> WORK ITEM
Identify and copy all lines of the material where the string "list" is found.

> DATASET RECORDS
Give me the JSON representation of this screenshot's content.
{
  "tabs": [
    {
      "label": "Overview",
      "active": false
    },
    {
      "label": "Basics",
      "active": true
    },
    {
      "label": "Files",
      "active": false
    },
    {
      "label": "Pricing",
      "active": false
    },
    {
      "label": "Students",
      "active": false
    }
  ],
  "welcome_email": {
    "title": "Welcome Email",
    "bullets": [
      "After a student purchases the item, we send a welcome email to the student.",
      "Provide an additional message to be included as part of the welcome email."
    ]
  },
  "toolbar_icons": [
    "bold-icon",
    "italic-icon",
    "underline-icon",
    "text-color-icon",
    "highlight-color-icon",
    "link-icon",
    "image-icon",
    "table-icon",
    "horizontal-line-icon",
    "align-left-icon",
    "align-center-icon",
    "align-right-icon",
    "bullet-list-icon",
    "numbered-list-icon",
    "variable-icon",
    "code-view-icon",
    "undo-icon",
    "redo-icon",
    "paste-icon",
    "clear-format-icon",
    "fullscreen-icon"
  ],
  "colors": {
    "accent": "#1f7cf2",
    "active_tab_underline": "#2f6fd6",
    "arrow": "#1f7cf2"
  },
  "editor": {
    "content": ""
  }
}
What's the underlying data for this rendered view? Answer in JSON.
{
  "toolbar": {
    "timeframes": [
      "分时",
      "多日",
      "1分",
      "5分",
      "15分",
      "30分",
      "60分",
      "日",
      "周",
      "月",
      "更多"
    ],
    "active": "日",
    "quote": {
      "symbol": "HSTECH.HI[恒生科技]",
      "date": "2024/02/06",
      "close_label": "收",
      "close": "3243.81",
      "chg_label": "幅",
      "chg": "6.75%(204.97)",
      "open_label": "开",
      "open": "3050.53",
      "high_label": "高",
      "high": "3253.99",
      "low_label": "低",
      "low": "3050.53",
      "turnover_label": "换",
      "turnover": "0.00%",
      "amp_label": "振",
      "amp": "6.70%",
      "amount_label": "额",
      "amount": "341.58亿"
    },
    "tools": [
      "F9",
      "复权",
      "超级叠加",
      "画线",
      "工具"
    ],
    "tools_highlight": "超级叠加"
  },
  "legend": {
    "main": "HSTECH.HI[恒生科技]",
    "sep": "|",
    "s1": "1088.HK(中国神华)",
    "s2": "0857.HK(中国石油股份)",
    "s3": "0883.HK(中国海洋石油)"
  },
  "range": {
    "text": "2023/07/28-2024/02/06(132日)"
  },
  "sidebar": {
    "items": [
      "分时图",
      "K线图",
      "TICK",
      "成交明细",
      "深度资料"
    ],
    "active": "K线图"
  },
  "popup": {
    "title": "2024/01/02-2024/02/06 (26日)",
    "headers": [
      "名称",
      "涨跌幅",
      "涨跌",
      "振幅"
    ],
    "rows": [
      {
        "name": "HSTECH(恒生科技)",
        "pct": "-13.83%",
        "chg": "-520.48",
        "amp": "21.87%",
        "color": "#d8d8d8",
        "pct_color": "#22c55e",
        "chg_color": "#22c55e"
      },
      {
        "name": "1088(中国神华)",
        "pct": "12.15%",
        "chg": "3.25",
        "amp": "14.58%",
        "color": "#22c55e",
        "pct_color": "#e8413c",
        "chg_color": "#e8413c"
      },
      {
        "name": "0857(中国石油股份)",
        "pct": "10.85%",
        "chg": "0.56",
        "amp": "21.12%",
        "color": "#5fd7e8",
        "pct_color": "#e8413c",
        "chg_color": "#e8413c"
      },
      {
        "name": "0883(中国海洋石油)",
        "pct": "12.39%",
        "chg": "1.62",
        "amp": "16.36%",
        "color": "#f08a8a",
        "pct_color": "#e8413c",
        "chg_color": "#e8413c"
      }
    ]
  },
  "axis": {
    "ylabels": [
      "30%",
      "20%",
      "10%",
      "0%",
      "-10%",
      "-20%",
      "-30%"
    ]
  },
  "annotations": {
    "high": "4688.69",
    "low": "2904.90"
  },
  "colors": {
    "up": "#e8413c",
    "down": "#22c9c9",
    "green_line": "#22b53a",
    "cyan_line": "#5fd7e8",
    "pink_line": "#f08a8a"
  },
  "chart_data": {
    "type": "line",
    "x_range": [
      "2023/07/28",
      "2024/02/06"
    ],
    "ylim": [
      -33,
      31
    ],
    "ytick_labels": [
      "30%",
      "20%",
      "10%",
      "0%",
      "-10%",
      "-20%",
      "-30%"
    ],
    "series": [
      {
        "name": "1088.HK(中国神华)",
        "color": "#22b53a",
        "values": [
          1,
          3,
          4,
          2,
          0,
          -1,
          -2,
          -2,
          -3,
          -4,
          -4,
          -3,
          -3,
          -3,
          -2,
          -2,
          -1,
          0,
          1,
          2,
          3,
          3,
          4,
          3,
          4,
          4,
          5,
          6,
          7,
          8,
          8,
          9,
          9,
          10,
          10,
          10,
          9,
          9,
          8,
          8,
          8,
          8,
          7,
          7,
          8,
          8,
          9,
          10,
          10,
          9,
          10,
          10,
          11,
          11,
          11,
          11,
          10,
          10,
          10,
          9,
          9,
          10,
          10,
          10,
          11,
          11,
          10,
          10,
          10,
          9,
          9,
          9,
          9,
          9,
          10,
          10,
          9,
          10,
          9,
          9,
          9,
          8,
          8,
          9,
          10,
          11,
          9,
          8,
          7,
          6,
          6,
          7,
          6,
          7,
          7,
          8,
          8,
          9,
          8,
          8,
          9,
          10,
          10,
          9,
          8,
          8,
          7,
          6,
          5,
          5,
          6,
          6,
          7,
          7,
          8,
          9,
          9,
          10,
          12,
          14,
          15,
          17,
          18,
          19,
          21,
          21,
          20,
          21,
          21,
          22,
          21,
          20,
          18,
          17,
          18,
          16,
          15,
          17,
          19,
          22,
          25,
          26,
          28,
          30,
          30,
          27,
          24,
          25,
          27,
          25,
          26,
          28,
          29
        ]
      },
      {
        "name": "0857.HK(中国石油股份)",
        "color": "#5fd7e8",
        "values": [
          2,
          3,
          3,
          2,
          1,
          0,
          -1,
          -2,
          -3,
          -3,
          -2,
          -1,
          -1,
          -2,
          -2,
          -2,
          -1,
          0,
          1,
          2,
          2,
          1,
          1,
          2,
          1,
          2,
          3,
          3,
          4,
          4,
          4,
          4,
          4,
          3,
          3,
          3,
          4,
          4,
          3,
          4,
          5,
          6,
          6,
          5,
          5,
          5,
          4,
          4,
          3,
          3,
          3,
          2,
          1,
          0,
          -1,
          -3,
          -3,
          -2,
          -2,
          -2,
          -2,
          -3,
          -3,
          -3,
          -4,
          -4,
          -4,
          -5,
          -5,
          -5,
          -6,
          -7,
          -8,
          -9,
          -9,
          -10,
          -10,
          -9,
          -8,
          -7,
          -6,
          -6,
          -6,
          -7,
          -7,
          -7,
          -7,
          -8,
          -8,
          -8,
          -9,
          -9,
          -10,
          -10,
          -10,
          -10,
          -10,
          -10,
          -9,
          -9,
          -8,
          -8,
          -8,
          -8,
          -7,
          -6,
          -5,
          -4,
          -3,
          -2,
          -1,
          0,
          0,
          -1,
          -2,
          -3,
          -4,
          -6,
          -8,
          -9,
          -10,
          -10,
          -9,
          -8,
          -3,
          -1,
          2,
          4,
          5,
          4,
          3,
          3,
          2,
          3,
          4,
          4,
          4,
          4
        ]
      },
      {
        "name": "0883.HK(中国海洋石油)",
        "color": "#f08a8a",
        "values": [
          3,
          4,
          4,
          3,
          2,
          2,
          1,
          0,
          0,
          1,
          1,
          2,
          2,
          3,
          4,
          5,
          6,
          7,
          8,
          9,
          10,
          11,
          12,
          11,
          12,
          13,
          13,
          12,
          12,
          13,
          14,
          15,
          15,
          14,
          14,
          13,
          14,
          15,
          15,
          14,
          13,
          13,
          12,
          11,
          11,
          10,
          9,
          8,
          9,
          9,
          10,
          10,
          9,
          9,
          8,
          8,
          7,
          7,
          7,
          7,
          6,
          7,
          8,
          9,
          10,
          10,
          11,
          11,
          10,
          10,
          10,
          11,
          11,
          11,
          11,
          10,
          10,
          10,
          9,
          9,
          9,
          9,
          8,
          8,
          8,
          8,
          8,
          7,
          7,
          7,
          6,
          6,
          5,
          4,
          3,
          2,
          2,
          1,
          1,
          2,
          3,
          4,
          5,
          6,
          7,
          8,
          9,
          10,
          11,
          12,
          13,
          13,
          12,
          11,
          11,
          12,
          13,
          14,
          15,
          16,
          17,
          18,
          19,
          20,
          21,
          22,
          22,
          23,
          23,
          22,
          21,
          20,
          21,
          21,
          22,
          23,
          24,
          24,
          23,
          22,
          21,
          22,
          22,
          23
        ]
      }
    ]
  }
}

> YOUR SOLUTION
    "bullet-list-icon",
    "numbered-list-icon",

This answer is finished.